YOUR TASK » Below are the entries; count the lines in them that contain the word "JSON" and give only the number.
━━━━━ DATASET EXCERPTS ━━━━━
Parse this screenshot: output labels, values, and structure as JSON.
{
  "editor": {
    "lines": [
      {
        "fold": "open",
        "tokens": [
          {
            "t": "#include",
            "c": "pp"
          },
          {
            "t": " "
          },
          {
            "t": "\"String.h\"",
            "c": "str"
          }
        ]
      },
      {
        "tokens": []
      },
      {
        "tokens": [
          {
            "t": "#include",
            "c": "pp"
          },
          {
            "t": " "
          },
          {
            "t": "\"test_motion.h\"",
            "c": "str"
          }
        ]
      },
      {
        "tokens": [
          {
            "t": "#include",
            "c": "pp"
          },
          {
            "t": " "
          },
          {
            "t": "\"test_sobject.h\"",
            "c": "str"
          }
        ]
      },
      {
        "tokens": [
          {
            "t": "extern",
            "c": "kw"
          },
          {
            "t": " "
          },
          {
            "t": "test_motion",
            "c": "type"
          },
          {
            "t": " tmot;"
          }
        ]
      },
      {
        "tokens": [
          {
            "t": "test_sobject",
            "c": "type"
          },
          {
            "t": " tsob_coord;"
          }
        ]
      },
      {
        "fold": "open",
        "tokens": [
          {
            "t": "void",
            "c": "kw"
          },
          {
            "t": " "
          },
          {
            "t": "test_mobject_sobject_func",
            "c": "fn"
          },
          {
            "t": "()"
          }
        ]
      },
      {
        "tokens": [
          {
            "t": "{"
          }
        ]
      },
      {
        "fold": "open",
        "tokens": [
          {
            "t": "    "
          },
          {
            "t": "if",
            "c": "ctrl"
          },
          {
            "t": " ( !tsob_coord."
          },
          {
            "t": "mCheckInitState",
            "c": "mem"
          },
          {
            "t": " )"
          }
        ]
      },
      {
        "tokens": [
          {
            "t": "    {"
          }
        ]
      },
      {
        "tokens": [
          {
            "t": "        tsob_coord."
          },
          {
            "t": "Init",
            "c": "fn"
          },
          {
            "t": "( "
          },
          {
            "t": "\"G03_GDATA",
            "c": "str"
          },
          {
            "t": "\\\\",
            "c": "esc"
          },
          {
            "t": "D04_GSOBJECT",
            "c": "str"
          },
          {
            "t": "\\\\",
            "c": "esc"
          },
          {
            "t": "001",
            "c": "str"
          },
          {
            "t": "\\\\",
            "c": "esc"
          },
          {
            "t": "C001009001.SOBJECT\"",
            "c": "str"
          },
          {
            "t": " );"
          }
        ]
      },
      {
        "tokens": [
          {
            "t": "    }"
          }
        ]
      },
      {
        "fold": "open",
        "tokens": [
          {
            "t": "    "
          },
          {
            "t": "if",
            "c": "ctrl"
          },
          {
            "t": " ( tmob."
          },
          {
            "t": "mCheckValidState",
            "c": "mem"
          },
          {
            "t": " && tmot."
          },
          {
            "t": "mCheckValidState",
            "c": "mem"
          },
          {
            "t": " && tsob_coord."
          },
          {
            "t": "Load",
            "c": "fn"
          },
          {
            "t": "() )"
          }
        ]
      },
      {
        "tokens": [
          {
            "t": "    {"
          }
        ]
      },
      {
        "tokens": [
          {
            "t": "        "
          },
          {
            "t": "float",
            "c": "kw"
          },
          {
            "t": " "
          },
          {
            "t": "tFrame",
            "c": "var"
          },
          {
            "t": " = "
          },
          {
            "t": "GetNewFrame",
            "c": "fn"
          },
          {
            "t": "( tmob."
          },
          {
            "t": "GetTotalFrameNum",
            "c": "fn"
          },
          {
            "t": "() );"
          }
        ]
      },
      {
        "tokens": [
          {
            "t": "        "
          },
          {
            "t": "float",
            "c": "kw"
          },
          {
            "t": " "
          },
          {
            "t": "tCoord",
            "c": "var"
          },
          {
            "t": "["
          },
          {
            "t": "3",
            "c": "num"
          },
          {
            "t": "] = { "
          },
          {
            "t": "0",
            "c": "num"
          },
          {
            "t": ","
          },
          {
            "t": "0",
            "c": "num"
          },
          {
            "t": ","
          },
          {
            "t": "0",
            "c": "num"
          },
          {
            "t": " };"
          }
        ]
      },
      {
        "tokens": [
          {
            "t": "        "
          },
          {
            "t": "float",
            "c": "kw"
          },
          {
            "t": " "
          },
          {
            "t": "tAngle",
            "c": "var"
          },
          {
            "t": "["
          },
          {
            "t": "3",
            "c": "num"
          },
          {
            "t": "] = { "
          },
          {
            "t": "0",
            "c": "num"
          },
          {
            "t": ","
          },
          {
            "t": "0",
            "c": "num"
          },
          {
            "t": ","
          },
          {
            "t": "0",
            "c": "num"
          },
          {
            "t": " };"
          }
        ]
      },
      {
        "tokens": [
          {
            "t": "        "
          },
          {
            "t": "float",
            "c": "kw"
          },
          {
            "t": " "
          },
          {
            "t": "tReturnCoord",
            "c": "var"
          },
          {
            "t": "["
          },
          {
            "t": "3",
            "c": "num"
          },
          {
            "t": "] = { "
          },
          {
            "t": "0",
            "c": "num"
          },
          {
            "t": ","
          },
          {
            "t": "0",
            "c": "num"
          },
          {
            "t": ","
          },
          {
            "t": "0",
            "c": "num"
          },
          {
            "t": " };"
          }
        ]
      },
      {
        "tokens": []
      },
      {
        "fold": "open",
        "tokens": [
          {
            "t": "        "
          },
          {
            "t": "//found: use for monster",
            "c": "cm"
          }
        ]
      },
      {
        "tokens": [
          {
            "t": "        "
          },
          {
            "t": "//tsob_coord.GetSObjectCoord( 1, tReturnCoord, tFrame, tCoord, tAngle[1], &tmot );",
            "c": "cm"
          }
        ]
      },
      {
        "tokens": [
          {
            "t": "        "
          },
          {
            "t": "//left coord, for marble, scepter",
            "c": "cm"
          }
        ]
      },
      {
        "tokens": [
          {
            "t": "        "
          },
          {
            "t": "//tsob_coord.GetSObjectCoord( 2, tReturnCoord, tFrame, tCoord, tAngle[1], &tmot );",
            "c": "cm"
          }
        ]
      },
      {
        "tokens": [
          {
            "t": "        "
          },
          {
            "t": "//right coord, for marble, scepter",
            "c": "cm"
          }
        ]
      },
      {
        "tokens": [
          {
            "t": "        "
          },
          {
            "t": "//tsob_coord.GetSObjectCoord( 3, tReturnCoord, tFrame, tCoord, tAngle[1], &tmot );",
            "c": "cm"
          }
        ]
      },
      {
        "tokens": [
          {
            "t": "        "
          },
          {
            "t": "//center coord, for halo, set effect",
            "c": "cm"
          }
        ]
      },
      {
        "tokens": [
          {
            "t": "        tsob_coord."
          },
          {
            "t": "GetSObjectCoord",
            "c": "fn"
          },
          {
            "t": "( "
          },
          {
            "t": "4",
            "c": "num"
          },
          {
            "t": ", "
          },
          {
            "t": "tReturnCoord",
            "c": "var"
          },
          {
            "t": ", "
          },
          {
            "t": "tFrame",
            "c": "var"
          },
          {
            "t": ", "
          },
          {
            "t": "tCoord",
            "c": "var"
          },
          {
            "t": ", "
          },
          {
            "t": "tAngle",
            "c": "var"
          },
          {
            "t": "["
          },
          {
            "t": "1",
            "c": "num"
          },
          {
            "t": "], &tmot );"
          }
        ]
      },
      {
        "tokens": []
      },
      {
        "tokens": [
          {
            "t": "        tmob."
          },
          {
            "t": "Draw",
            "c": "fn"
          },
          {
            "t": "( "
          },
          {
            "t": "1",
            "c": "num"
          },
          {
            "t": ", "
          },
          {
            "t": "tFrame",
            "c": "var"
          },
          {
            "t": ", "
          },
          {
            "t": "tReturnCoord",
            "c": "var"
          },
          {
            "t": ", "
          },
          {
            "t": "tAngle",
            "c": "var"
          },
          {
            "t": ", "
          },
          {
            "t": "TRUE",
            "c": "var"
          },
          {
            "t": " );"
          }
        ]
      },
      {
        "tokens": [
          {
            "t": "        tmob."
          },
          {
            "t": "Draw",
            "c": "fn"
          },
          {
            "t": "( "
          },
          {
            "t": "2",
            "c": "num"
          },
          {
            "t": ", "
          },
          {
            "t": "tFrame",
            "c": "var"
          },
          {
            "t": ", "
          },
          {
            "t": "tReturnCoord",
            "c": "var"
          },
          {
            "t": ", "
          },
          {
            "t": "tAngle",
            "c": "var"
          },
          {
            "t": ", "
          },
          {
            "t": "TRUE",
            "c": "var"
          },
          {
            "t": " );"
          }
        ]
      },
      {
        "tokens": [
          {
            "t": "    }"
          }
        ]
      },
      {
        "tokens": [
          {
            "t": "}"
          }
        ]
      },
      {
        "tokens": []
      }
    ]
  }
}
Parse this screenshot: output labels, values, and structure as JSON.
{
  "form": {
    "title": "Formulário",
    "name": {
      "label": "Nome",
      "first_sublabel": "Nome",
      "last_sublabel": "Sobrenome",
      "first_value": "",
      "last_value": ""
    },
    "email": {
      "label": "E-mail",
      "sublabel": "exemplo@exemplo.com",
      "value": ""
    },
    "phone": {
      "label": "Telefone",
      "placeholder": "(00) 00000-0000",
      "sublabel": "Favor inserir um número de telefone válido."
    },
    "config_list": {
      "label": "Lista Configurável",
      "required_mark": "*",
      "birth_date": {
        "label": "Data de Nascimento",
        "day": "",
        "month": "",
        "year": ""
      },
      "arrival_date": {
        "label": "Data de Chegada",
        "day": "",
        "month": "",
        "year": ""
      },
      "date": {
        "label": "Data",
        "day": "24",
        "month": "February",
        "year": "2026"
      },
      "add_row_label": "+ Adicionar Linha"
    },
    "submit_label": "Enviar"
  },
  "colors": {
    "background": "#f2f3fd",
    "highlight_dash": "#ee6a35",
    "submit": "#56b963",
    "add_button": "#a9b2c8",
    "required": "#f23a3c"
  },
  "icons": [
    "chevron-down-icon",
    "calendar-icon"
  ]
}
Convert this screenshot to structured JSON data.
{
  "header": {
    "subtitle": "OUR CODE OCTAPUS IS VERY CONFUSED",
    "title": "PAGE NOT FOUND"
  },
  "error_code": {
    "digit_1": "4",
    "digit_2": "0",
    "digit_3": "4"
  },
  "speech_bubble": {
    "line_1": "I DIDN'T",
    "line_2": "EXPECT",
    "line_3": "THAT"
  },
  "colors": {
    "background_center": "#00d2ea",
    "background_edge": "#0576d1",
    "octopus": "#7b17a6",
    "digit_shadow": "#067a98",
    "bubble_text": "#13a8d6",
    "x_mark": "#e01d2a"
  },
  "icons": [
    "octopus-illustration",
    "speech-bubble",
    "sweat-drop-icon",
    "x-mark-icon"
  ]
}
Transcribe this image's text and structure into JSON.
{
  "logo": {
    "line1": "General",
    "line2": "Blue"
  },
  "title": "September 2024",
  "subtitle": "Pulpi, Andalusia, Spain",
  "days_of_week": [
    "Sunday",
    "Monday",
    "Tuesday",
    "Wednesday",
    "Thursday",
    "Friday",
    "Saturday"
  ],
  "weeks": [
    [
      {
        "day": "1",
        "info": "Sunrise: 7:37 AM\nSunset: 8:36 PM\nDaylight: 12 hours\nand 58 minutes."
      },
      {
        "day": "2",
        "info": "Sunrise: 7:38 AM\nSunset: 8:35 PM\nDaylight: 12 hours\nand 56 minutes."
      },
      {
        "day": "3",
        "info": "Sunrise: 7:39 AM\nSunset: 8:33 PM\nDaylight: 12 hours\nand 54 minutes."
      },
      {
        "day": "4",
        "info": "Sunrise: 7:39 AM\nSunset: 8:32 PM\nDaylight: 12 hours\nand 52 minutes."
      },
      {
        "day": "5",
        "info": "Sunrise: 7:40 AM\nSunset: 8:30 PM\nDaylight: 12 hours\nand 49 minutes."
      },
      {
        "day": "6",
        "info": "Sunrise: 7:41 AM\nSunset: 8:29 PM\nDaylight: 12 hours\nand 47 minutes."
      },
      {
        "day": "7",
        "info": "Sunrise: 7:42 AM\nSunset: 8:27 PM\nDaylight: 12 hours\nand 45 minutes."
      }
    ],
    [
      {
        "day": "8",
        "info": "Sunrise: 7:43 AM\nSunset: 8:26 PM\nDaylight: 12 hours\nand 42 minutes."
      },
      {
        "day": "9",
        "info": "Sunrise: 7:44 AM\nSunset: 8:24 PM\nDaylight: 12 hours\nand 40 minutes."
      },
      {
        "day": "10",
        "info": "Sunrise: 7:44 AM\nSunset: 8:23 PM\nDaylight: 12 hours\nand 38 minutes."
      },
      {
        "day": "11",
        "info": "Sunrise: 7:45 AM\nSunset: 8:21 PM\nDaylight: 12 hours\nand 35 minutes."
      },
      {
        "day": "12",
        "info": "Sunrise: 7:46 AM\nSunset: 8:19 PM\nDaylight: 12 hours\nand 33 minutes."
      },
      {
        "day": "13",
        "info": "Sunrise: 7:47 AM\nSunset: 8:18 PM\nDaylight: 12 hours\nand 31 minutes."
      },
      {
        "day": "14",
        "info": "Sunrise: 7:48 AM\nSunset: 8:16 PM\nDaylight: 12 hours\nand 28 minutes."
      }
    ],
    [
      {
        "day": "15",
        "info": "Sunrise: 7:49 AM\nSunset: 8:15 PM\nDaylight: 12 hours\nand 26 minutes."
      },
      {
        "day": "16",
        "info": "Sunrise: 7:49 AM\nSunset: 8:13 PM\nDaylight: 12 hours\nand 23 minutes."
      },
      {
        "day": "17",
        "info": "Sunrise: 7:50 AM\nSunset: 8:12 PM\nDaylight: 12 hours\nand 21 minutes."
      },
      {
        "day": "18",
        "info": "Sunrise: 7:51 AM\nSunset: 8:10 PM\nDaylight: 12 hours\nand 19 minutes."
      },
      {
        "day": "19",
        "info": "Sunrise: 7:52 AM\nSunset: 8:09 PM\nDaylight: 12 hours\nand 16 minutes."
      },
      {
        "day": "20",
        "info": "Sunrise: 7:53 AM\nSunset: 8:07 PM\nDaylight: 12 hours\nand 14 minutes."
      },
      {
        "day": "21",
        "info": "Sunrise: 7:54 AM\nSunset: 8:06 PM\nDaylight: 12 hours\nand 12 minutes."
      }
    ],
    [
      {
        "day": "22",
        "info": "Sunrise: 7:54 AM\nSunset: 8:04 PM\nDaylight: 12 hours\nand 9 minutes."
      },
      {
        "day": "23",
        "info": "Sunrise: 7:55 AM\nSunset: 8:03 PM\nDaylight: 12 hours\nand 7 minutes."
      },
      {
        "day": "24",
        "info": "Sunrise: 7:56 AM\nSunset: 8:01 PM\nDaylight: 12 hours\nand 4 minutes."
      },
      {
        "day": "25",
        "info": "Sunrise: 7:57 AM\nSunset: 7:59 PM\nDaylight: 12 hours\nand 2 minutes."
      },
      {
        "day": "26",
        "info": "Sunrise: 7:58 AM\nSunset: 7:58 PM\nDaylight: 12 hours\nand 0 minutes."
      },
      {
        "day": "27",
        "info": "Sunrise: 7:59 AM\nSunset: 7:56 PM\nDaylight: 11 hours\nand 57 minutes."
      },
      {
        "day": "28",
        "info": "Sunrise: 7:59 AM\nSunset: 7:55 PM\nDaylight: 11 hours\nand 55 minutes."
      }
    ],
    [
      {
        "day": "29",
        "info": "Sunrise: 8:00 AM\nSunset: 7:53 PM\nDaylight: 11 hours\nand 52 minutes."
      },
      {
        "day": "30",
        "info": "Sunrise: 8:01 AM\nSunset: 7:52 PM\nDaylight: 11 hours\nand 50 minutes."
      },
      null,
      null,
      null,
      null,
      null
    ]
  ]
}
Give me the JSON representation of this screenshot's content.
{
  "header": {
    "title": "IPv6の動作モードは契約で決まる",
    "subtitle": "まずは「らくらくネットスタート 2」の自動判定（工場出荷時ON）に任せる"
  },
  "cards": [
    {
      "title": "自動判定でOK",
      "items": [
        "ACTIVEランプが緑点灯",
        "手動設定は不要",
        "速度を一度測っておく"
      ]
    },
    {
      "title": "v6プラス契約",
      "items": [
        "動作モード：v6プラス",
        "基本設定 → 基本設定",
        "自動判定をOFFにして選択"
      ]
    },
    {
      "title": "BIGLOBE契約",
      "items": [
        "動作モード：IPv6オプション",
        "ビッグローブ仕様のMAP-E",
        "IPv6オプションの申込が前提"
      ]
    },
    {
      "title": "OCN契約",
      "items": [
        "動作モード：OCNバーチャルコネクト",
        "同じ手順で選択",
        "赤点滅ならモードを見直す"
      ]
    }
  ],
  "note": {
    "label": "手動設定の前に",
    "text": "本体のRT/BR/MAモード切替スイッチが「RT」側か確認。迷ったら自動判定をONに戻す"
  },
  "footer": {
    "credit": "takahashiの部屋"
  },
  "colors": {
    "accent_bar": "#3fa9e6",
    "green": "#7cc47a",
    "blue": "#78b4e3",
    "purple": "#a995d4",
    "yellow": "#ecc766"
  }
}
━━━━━
EXERCISE OUTPUT » 5